## EXERCISE BRIEF
Check each line of the data below for the string "JSON", then state how many have it and nothing else.

Data extracted from a collection:
********************
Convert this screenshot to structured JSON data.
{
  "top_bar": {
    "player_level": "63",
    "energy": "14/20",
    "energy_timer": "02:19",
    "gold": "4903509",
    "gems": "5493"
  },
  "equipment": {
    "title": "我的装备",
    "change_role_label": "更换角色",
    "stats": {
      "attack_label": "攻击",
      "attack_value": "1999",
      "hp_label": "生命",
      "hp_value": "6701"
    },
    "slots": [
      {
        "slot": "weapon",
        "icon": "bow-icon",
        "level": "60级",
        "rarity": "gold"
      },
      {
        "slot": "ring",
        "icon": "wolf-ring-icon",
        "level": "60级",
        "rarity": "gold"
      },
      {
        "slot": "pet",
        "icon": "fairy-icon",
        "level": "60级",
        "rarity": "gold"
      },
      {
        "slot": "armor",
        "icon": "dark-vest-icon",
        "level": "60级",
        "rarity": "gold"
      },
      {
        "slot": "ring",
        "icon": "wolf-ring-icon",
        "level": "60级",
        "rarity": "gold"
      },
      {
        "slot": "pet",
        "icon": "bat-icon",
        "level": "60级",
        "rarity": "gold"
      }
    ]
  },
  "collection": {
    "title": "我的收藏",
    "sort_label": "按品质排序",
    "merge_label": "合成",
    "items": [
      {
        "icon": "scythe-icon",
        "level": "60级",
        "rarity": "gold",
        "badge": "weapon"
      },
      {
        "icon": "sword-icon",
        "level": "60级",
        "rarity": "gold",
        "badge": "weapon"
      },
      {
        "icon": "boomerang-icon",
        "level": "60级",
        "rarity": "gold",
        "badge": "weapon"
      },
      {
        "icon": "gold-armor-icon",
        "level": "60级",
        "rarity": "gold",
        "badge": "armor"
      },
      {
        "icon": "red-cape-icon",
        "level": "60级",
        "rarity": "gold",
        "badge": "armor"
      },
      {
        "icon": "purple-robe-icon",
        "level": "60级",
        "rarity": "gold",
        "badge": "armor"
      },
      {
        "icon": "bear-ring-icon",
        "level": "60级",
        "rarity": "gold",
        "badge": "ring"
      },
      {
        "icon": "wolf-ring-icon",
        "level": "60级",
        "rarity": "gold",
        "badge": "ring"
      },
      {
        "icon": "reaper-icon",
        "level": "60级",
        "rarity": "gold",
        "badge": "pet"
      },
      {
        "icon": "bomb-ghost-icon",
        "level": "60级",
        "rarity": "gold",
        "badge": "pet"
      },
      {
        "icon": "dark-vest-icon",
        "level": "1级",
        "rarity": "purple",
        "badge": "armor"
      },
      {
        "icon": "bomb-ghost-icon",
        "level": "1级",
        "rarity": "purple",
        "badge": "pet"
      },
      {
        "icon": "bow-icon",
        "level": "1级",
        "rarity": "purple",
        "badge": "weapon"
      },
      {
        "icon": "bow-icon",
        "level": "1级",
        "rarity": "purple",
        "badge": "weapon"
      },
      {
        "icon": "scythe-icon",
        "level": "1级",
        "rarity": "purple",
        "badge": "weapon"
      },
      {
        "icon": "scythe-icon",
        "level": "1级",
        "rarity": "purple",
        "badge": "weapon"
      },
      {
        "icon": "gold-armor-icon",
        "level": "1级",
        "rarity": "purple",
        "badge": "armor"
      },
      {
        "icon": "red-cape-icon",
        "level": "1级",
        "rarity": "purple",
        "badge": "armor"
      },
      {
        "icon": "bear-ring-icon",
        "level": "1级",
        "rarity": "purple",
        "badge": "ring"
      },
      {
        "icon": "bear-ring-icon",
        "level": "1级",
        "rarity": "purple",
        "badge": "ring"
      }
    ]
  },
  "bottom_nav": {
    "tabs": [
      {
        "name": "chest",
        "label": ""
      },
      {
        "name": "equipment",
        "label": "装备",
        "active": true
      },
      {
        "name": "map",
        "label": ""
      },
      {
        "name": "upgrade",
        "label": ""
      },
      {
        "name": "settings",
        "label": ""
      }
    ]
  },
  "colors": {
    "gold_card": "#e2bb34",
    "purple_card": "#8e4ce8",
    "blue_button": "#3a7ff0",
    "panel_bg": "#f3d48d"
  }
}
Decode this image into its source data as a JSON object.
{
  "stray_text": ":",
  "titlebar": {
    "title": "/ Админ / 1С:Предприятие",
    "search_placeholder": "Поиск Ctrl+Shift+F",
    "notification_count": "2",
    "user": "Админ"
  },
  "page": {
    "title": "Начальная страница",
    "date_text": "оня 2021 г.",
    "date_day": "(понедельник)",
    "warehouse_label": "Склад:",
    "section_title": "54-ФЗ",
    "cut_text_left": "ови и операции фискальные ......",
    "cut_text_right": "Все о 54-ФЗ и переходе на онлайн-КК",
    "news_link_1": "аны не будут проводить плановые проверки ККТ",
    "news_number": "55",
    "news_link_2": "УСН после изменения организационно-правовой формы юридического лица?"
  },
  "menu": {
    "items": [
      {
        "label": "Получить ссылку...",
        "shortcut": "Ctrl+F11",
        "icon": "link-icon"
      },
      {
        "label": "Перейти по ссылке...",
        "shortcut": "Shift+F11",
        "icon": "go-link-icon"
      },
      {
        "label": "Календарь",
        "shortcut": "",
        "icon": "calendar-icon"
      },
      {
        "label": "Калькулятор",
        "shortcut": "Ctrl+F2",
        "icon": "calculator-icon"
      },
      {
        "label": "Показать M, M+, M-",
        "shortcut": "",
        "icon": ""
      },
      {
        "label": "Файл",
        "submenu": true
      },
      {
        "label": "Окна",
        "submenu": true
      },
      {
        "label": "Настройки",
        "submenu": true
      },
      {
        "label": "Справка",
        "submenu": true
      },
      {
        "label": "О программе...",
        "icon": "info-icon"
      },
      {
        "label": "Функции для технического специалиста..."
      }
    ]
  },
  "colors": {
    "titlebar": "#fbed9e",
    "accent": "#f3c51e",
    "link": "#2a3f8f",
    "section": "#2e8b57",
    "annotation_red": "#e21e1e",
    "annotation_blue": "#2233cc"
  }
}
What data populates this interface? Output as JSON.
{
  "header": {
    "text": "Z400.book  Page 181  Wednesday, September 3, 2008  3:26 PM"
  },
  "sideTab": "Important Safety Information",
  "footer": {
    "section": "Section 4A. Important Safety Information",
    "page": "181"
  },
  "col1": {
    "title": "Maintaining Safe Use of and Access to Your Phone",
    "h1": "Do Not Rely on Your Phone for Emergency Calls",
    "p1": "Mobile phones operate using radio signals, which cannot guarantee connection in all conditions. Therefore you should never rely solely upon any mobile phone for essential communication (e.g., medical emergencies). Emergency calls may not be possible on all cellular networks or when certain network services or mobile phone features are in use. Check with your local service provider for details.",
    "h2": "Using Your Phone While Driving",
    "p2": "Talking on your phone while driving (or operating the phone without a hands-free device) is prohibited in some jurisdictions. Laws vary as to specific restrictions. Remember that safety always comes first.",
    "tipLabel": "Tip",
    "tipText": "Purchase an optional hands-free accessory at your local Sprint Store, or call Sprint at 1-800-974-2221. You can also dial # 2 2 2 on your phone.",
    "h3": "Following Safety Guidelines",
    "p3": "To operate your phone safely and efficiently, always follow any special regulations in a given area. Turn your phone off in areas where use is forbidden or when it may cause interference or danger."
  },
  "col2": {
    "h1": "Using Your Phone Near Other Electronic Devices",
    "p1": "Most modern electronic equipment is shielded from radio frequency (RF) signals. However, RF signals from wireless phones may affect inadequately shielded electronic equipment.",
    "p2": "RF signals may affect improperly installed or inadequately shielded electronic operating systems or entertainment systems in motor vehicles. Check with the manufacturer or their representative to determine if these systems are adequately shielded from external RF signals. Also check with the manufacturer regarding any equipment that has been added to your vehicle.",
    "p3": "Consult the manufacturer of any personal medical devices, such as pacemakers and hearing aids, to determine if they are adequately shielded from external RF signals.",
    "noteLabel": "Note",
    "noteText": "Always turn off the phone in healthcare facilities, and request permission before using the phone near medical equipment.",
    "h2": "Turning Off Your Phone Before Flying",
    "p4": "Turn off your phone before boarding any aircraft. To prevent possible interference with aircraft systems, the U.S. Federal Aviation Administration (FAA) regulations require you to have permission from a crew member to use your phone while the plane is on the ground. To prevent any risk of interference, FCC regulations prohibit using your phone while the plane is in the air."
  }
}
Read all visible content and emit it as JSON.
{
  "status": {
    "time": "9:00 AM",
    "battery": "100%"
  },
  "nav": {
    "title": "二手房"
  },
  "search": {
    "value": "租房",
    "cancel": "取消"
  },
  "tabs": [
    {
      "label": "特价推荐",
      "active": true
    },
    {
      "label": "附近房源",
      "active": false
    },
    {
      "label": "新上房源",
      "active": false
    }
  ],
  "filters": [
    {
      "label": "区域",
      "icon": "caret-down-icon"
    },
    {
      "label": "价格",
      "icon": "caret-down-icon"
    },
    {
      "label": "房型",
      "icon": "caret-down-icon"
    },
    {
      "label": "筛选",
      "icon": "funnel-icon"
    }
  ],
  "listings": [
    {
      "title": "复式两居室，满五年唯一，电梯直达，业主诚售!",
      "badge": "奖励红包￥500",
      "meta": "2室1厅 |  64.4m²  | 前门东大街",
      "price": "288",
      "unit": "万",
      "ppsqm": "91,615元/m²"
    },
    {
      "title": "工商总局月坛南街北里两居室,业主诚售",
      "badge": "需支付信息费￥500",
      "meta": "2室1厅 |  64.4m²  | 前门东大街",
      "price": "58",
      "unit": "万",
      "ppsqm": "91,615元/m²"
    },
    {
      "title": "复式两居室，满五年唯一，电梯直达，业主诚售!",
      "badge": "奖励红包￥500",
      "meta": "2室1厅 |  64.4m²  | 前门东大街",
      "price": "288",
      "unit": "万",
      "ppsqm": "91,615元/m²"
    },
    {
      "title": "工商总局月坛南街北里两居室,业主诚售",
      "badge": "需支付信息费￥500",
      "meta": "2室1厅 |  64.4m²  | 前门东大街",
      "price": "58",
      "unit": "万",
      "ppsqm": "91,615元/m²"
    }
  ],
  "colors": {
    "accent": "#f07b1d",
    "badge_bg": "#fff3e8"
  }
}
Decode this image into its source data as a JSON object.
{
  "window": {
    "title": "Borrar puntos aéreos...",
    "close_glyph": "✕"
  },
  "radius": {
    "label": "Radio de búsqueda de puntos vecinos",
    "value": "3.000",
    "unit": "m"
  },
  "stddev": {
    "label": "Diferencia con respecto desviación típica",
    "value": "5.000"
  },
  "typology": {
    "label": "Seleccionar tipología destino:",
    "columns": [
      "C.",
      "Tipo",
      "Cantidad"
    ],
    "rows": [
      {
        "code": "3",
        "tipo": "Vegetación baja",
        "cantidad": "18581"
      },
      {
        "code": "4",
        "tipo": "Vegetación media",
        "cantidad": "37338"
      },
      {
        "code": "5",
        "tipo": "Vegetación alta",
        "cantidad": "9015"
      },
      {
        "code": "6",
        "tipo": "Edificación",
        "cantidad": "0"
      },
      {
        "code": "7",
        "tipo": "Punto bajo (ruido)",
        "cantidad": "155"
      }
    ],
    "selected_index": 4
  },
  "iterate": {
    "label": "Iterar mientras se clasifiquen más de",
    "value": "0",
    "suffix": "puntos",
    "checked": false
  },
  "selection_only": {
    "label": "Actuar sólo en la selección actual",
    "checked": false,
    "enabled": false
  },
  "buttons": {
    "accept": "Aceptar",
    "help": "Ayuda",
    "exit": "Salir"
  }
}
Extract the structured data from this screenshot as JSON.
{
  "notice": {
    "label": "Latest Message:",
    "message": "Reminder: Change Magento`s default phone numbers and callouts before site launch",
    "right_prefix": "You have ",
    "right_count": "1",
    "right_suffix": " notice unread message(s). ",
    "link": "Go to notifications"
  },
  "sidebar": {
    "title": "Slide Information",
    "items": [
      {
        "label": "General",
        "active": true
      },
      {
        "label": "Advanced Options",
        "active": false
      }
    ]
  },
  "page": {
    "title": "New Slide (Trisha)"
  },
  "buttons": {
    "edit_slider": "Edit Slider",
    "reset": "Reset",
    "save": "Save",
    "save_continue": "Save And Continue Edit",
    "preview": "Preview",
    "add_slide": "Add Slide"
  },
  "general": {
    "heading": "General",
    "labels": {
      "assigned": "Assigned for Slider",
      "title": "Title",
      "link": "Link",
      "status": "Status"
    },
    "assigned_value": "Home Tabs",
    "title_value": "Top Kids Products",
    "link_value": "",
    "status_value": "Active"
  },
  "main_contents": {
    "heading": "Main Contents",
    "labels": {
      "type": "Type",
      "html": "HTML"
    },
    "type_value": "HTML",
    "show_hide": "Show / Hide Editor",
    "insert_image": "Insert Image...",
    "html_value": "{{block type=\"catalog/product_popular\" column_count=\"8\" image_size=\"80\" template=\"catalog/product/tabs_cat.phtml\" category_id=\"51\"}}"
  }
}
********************
## RESPONSE
6